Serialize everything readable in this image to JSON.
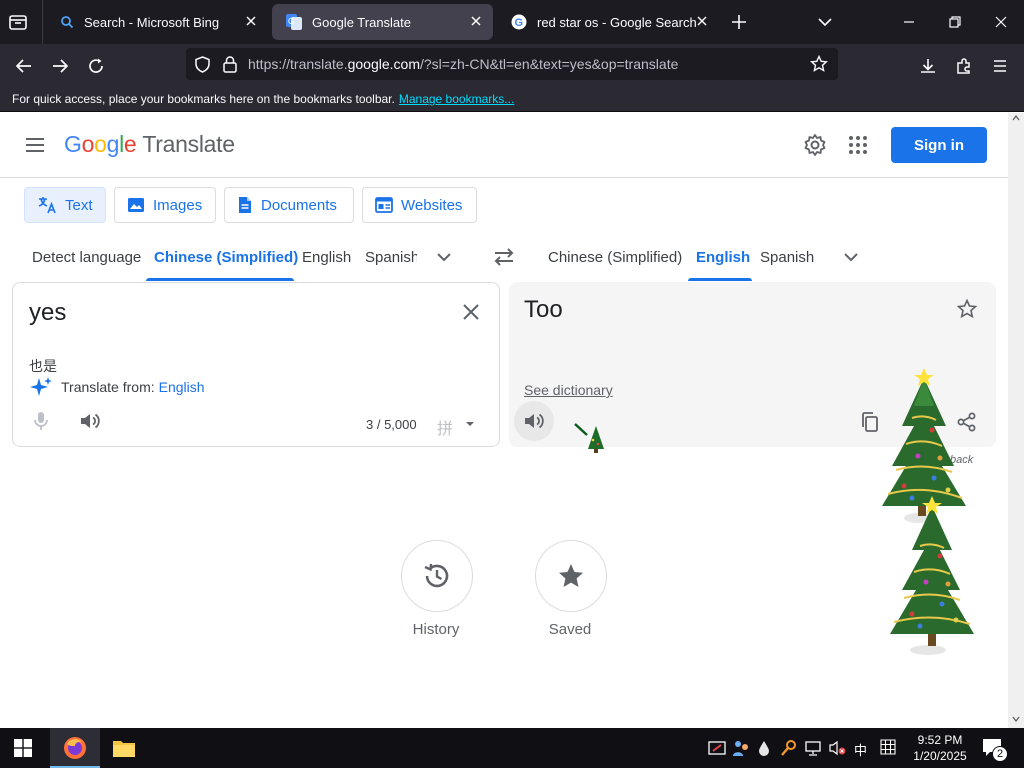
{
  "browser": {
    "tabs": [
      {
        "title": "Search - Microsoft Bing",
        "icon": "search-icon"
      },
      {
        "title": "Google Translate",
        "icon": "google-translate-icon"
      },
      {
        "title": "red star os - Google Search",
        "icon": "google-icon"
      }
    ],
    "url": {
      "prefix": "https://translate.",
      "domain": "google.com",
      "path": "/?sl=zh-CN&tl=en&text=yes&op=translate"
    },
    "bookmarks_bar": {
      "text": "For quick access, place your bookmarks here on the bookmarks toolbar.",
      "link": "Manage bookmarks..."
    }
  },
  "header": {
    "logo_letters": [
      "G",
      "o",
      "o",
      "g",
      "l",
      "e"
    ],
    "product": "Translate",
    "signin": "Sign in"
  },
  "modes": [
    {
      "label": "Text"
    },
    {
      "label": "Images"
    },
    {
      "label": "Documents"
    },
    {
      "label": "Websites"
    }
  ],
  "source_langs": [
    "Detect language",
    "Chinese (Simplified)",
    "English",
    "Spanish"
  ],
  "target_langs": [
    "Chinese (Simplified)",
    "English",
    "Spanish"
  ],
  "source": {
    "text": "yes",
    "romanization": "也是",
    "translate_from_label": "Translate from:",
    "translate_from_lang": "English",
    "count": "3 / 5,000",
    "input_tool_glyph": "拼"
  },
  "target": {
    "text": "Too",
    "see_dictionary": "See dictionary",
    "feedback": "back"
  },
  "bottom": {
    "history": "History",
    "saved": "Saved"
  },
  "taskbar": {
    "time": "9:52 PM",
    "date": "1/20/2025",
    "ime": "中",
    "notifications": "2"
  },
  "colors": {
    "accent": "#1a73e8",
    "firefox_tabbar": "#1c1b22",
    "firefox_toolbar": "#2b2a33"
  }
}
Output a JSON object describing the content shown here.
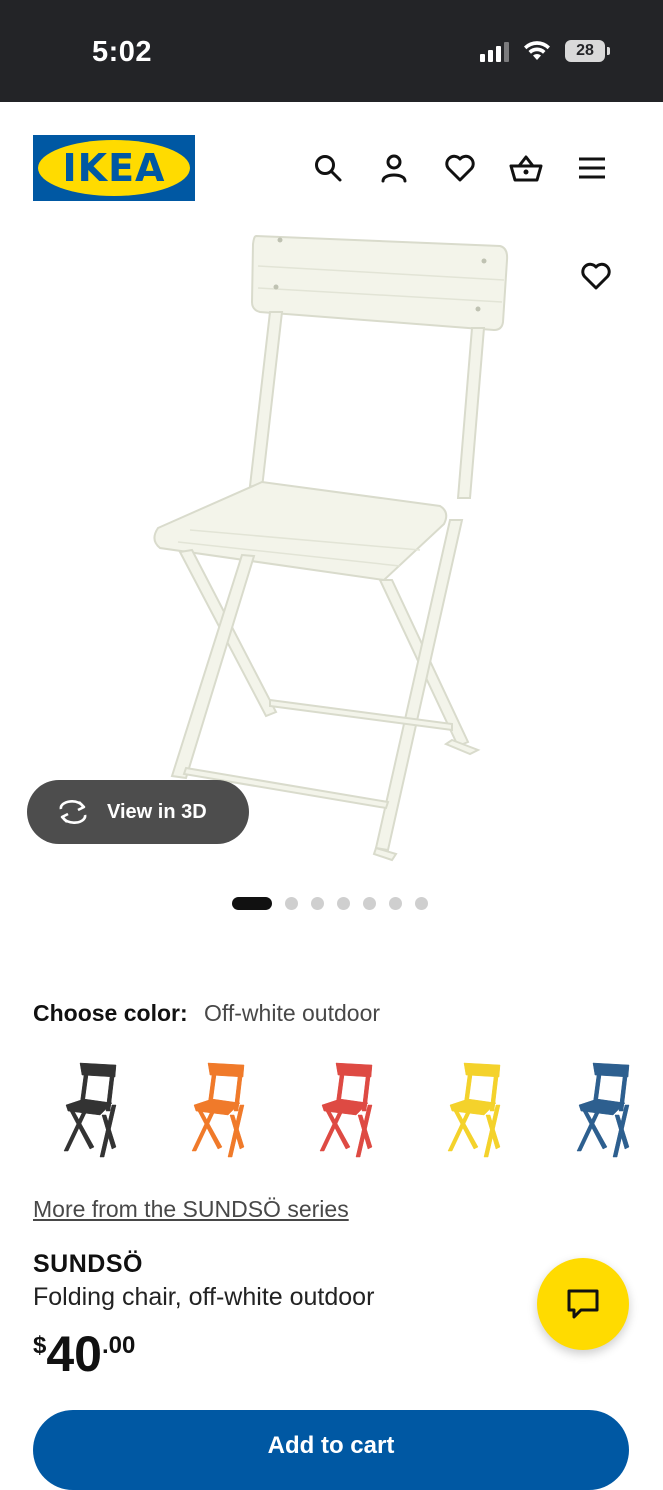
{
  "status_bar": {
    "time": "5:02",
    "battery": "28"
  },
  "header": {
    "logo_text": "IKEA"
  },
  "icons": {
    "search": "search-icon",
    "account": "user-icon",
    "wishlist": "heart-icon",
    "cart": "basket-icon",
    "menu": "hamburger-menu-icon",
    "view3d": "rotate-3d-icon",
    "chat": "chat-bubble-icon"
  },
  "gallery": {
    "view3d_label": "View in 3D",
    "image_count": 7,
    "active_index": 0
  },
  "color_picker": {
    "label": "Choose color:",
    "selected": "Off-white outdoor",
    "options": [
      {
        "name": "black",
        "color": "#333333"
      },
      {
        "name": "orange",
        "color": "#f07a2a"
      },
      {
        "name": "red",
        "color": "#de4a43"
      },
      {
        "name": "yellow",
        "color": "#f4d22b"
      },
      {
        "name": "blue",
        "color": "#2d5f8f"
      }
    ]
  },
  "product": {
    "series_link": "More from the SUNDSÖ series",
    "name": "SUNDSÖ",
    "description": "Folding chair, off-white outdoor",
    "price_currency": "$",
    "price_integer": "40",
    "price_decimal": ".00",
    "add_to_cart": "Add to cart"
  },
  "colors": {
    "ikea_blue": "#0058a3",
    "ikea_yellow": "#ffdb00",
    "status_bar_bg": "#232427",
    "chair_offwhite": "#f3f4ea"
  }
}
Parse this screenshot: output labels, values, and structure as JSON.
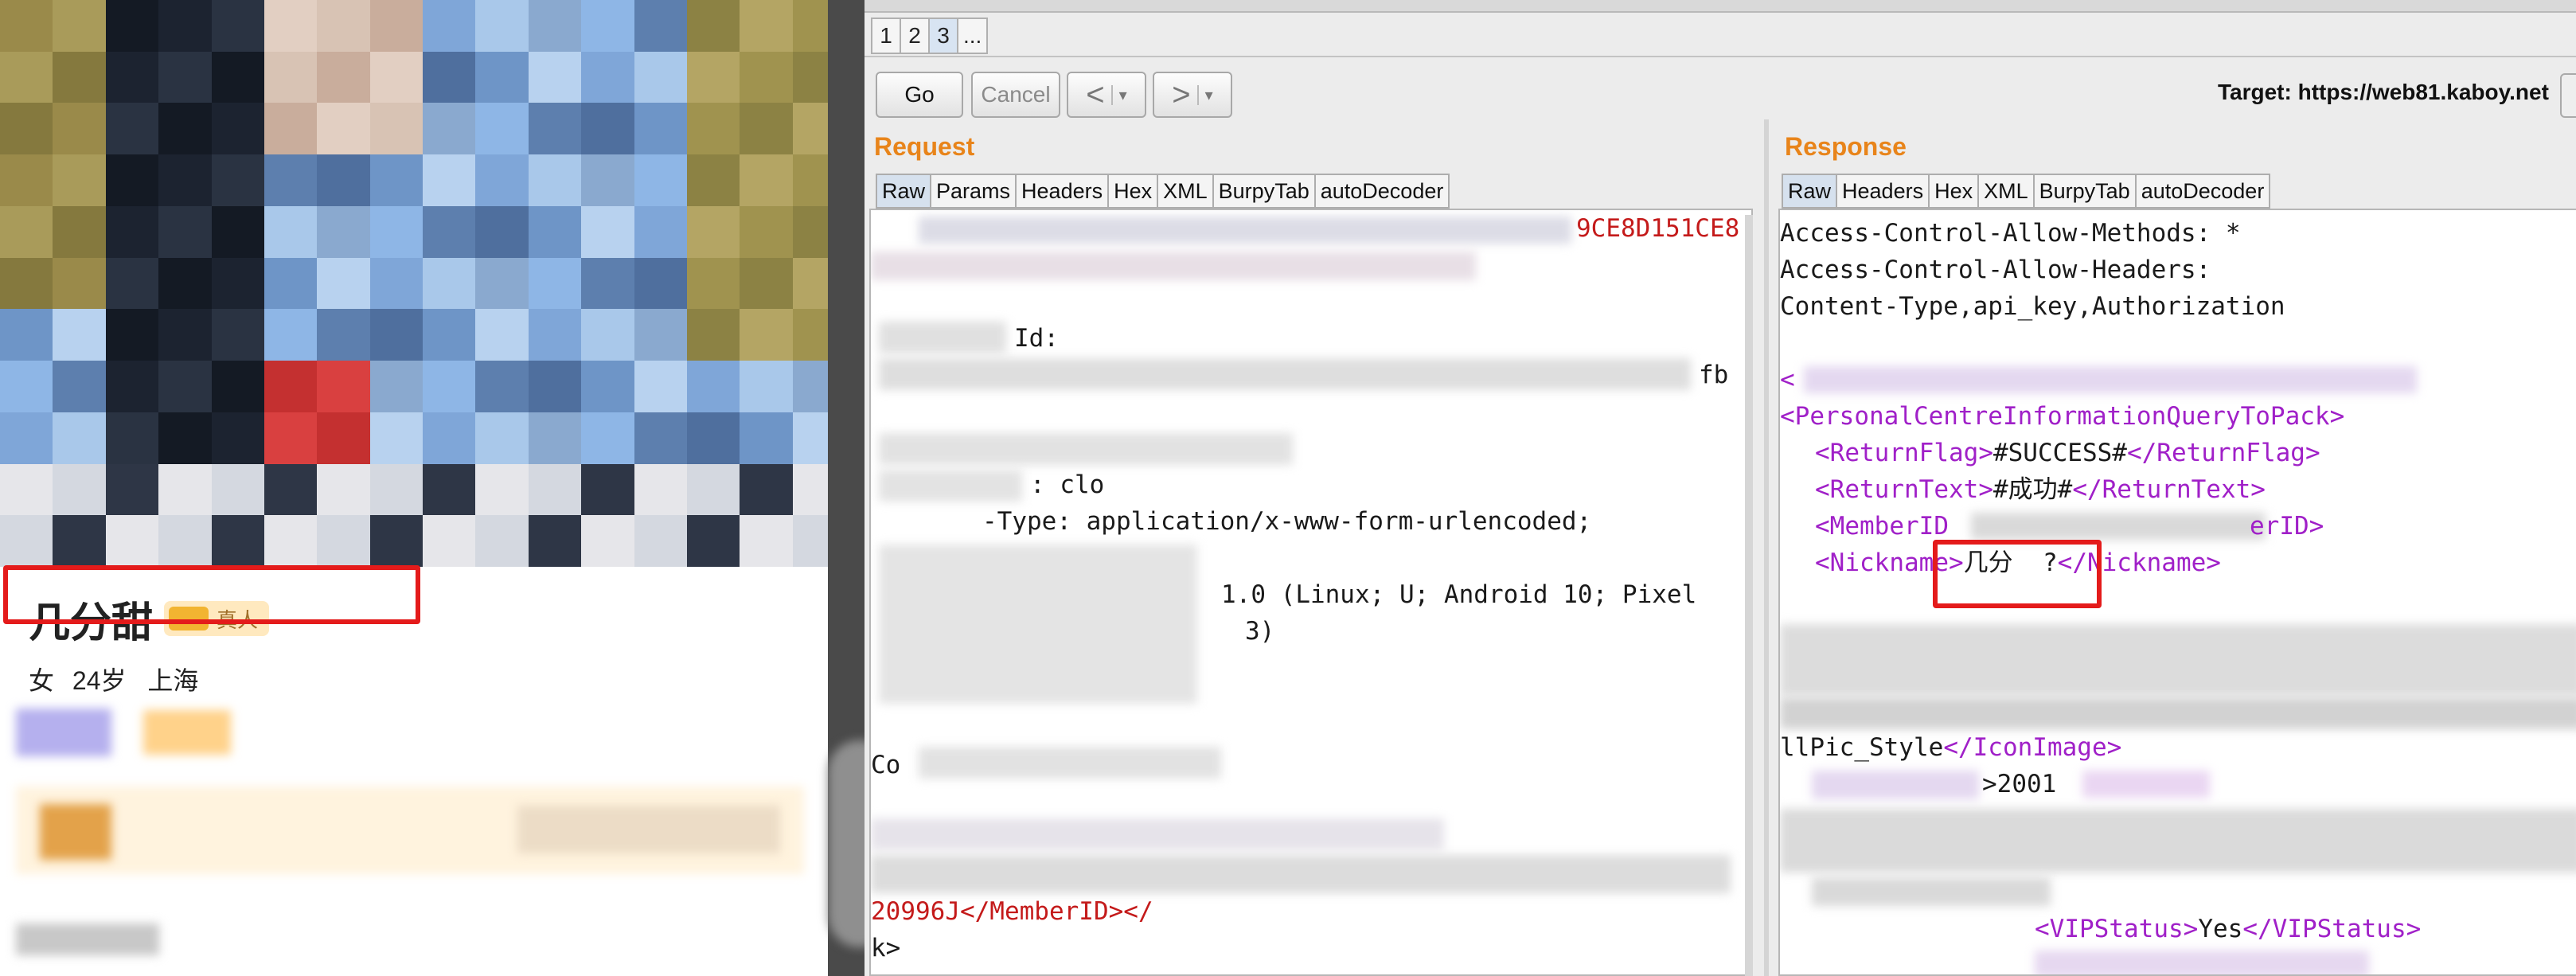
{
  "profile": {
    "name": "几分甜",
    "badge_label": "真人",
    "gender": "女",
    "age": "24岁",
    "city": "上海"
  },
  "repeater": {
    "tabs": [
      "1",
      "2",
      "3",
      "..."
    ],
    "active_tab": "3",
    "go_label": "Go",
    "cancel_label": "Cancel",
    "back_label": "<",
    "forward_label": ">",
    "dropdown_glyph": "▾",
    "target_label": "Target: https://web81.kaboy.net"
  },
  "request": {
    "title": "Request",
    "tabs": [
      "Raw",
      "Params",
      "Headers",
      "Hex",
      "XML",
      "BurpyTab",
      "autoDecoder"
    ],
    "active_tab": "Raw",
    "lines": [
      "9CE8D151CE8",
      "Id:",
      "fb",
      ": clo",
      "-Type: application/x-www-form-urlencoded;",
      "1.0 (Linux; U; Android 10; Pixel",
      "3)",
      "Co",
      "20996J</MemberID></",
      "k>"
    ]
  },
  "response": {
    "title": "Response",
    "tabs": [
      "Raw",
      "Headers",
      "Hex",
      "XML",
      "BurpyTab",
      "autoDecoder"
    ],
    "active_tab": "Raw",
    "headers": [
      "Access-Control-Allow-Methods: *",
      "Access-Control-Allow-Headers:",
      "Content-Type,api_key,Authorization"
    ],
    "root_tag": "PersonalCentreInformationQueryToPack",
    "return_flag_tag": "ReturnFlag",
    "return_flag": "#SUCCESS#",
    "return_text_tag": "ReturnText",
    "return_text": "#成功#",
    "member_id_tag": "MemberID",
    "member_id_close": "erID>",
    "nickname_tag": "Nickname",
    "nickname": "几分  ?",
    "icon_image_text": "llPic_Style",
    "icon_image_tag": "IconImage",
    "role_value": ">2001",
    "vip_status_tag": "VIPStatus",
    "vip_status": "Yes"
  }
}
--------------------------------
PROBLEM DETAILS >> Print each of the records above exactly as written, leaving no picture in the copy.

FINISHED TASK >>
Serialize everything readable in this image to JSON.
{
  "browser": {
    "tabs": [
      {
        "title": "Search - Microsoft Bing",
        "icon": "search-icon"
      },
      {
        "title": "Google Translate",
        "icon": "google-translate-icon"
      },
      {
        "title": "red star os - Google Search",
        "icon": "google-icon"
      }
    ],
    "url": {
      "prefix": "https://translate.",
      "domain": "google.com",
      "path": "/?sl=zh-CN&tl=en&text=yes&op=translate"
    },
    "bookmarks_bar": {
      "text": "For quick access, place your bookmarks here on the bookmarks toolbar.",
      "link": "Manage bookmarks..."
    }
  },
  "header": {
    "logo_letters": [
      "G",
      "o",
      "o",
      "g",
      "l",
      "e"
    ],
    "product": "Translate",
    "signin": "Sign in"
  },
  "modes": [
    {
      "label": "Text"
    },
    {
      "label": "Images"
    },
    {
      "label": "Documents"
    },
    {
      "label": "Websites"
    }
  ],
  "source_langs": [
    "Detect language",
    "Chinese (Simplified)",
    "English",
    "Spanish"
  ],
  "target_langs": [
    "Chinese (Simplified)",
    "English",
    "Spanish"
  ],
  "source": {
    "text": "yes",
    "romanization": "也是",
    "translate_from_label": "Translate from:",
    "translate_from_lang": "English",
    "count": "3 / 5,000",
    "input_tool_glyph": "拼"
  },
  "target": {
    "text": "Too",
    "see_dictionary": "See dictionary",
    "feedback": "back"
  },
  "bottom": {
    "history": "History",
    "saved": "Saved"
  },
  "taskbar": {
    "time": "9:52 PM",
    "date": "1/20/2025",
    "ime": "中",
    "notifications": "2"
  },
  "colors": {
    "accent": "#1a73e8",
    "firefox_tabbar": "#1c1b22",
    "firefox_toolbar": "#2b2a33"
  }
}
Output a JSON object describing the content shown here.
{
  "status_bar": {
    "time": "5:02",
    "battery": "28"
  },
  "header": {
    "logo_text": "IKEA"
  },
  "icons": {
    "search": "search-icon",
    "account": "user-icon",
    "wishlist": "heart-icon",
    "cart": "basket-icon",
    "menu": "hamburger-menu-icon",
    "view3d": "rotate-3d-icon",
    "chat": "chat-bubble-icon"
  },
  "gallery": {
    "view3d_label": "View in 3D",
    "image_count": 7,
    "active_index": 0
  },
  "color_picker": {
    "label": "Choose color:",
    "selected": "Off-white outdoor",
    "options": [
      {
        "name": "black",
        "color": "#333333"
      },
      {
        "name": "orange",
        "color": "#f07a2a"
      },
      {
        "name": "red",
        "color": "#de4a43"
      },
      {
        "name": "yellow",
        "color": "#f4d22b"
      },
      {
        "name": "blue",
        "color": "#2d5f8f"
      }
    ]
  },
  "product": {
    "series_link": "More from the SUNDSÖ series",
    "name": "SUNDSÖ",
    "description": "Folding chair, off-white outdoor",
    "price_currency": "$",
    "price_integer": "40",
    "price_decimal": ".00",
    "add_to_cart": "Add to cart"
  },
  "colors": {
    "ikea_blue": "#0058a3",
    "ikea_yellow": "#ffdb00",
    "status_bar_bg": "#232427",
    "chair_offwhite": "#f3f4ea"
  }
}
Parse this screenshot: output labels, values, and structure as JSON.
{
  "profile": {
    "name": "几分甜",
    "badge_label": "真人",
    "gender": "女",
    "age": "24岁",
    "city": "上海"
  },
  "repeater": {
    "tabs": [
      "1",
      "2",
      "3",
      "..."
    ],
    "active_tab": "3",
    "go_label": "Go",
    "cancel_label": "Cancel",
    "back_label": "<",
    "forward_label": ">",
    "dropdown_glyph": "▾",
    "target_label": "Target: https://web81.kaboy.net"
  },
  "request": {
    "title": "Request",
    "tabs": [
      "Raw",
      "Params",
      "Headers",
      "Hex",
      "XML",
      "BurpyTab",
      "autoDecoder"
    ],
    "active_tab": "Raw",
    "lines": [
      "9CE8D151CE8",
      "Id:",
      "fb",
      ": clo",
      "-Type: application/x-www-form-urlencoded;",
      "1.0 (Linux; U; Android 10; Pixel",
      "3)",
      "Co",
      "20996J</MemberID></",
      "k>"
    ]
  },
  "response": {
    "title": "Response",
    "tabs": [
      "Raw",
      "Headers",
      "Hex",
      "XML",
      "BurpyTab",
      "autoDecoder"
    ],
    "active_tab": "Raw",
    "headers": [
      "Access-Control-Allow-Methods: *",
      "Access-Control-Allow-Headers:",
      "Content-Type,api_key,Authorization"
    ],
    "root_tag": "PersonalCentreInformationQueryToPack",
    "return_flag_tag": "ReturnFlag",
    "return_flag": "#SUCCESS#",
    "return_text_tag": "ReturnText",
    "return_text": "#成功#",
    "member_id_tag": "MemberID",
    "member_id_close": "erID>",
    "nickname_tag": "Nickname",
    "nickname": "几分  ?",
    "icon_image_text": "llPic_Style",
    "icon_image_tag": "IconImage",
    "role_value": ">2001",
    "vip_status_tag": "VIPStatus",
    "vip_status": "Yes"
  }
}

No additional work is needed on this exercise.